Mike Bracken, head of the Government Digital Service, spoke about the social and political effects of a networked era on the way that the Civil Service operates. The event follows the speech given by Martin Donnelly at the Institute in June, Positive Neutrality and Trust - the policy role of a permanent civil service.
The demand for digital transformation was not a policy option, Bracken said, it was a ‘delivery crisis’.
He argued that the Civil Service needs to shift its focus from policy to delivery of services, and that digital skills, tools and people are key to making this happen. He said that the internet had fundamentally changed the structure of all organisations and industries.
Bracken said that the Civil Service had been slow to embrace and adapt these changes, because its digital services were tied into long-term ‘Big IT’ contracts. These had failed to deliver, making many civil servants wary of the promise of digital transformation.
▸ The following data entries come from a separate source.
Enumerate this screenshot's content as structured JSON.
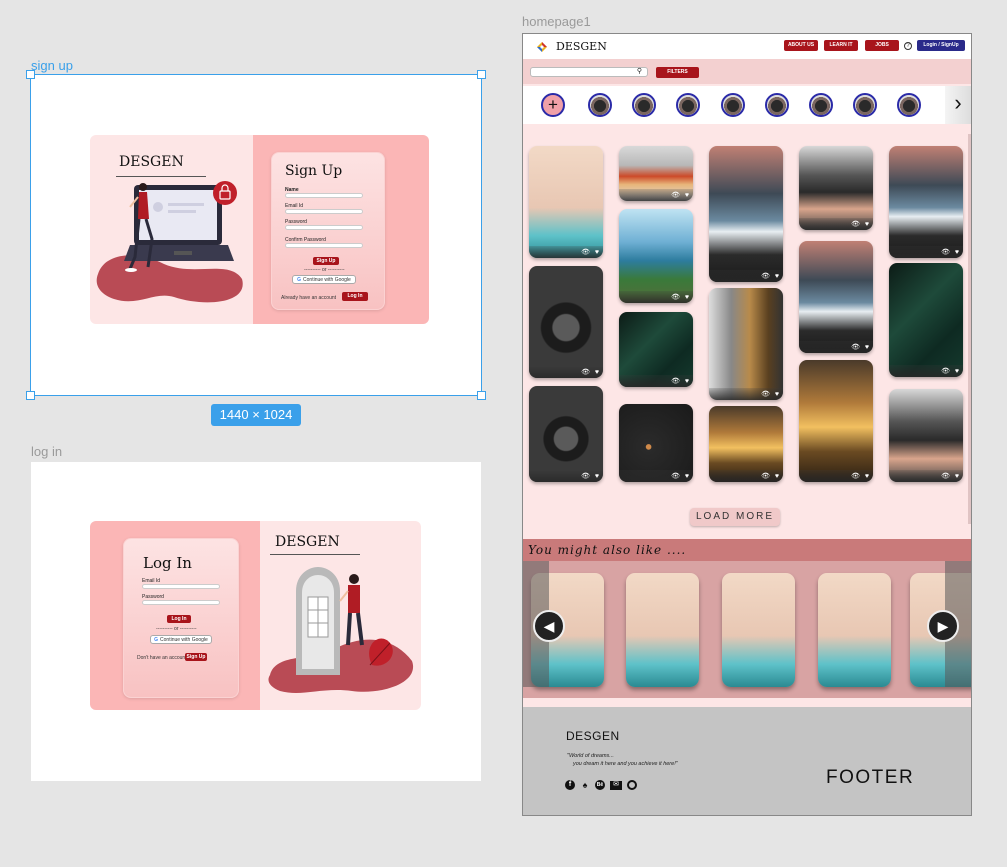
{
  "canvas": {
    "signup_label": "sign up",
    "login_label": "log in",
    "homepage_label": "homepage1",
    "size_tag": "1440 × 1024"
  },
  "signup": {
    "brand": "DESGEN",
    "title": "Sign Up",
    "fields": [
      "Name",
      "Email Id",
      "Password",
      "Confirm Password"
    ],
    "submit": "Sign Up",
    "or": "---------- or ----------",
    "google": "Continue with Google",
    "already": "Already have an account",
    "login_btn": "Log In"
  },
  "login": {
    "brand": "DESGEN",
    "title": "Log In",
    "fields": [
      "Email Id",
      "Password"
    ],
    "submit": "Log In",
    "or": "---------- or ----------",
    "google": "Continue with Google",
    "no_account": "Don't have an account",
    "signup_btn": "Sign Up"
  },
  "homepage": {
    "brand": "DESGEN",
    "nav": [
      "ABOUT US",
      "LEARN IT",
      "JOBS"
    ],
    "help": "?",
    "login_signup": "Login / SignUp",
    "filters": "FILTERS",
    "search_icon": "search-icon",
    "load_more": "LOAD MORE",
    "also_like": "You might also like ....",
    "footer": {
      "brand": "DESGEN",
      "tagline_1": "\"World of dreams...",
      "tagline_2": "you dream it here and you achieve it here!\"",
      "label": "FOOTER",
      "social_icons": [
        "facebook-icon",
        "twitter-icon",
        "behance-icon",
        "mail-icon",
        "github-icon"
      ]
    }
  },
  "colors": {
    "accent_red": "#a8141b",
    "pink": "#fbb6b6",
    "light_pink": "#fde6e6",
    "selection_blue": "#3aa0ea",
    "login_blue": "#2a2a8a"
  }
}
He said that delivery – not policy – should be the fundamental organising principle of the Civil Service. The policy making process was ‘slow, inflexible, unnecessarily complicated, afraid of technology and afraid of change’. In the twenty-first century policymakers should adopt more agile working practices: fail fast, fail cheap, then put things right. This would, he argued, allow them to find out how services actually work in practice, and then rapidly iterate to fix failures. He suggested that this would bring users much closer to the policymaking process.
He said that digital skills and specialists should lead organisations, ‘Digital people… are the ones who run successful organisations now, because they’re the ones who know how to.’ Digital, he suggested, offered the opportunity to fundamentally rethink our public services and the civil service needed to employ different kinds of people: technicians; service managers; user researchers; data analysts; and leaders who use real-time performance data.
Bracken named five forces acting on government which are adding pressure to the need for digital transformation:
- financial pressures
- demand from users for digital services
- need for better digital tools inside the service
- challenge of security
- challenge of procurement.
He said that addressing these challenges should create a civil service which would be less hierarchical, more networked, more transparent, and more focussed on user-led service provision.
Bracken argued that that government was obsessed with departmentalism, which acts as a barrier to sharing. He pointed out that users do not think in terms of the departments, and gov.uk has allowed them to interact with the government which makes most sense to them. Trying to address departmentalism at an organisational level was, he conceded, harder.
Bracken also pointed out that digital inclusion strategies were now delivering, and improvement in this area was an ongoing challenge.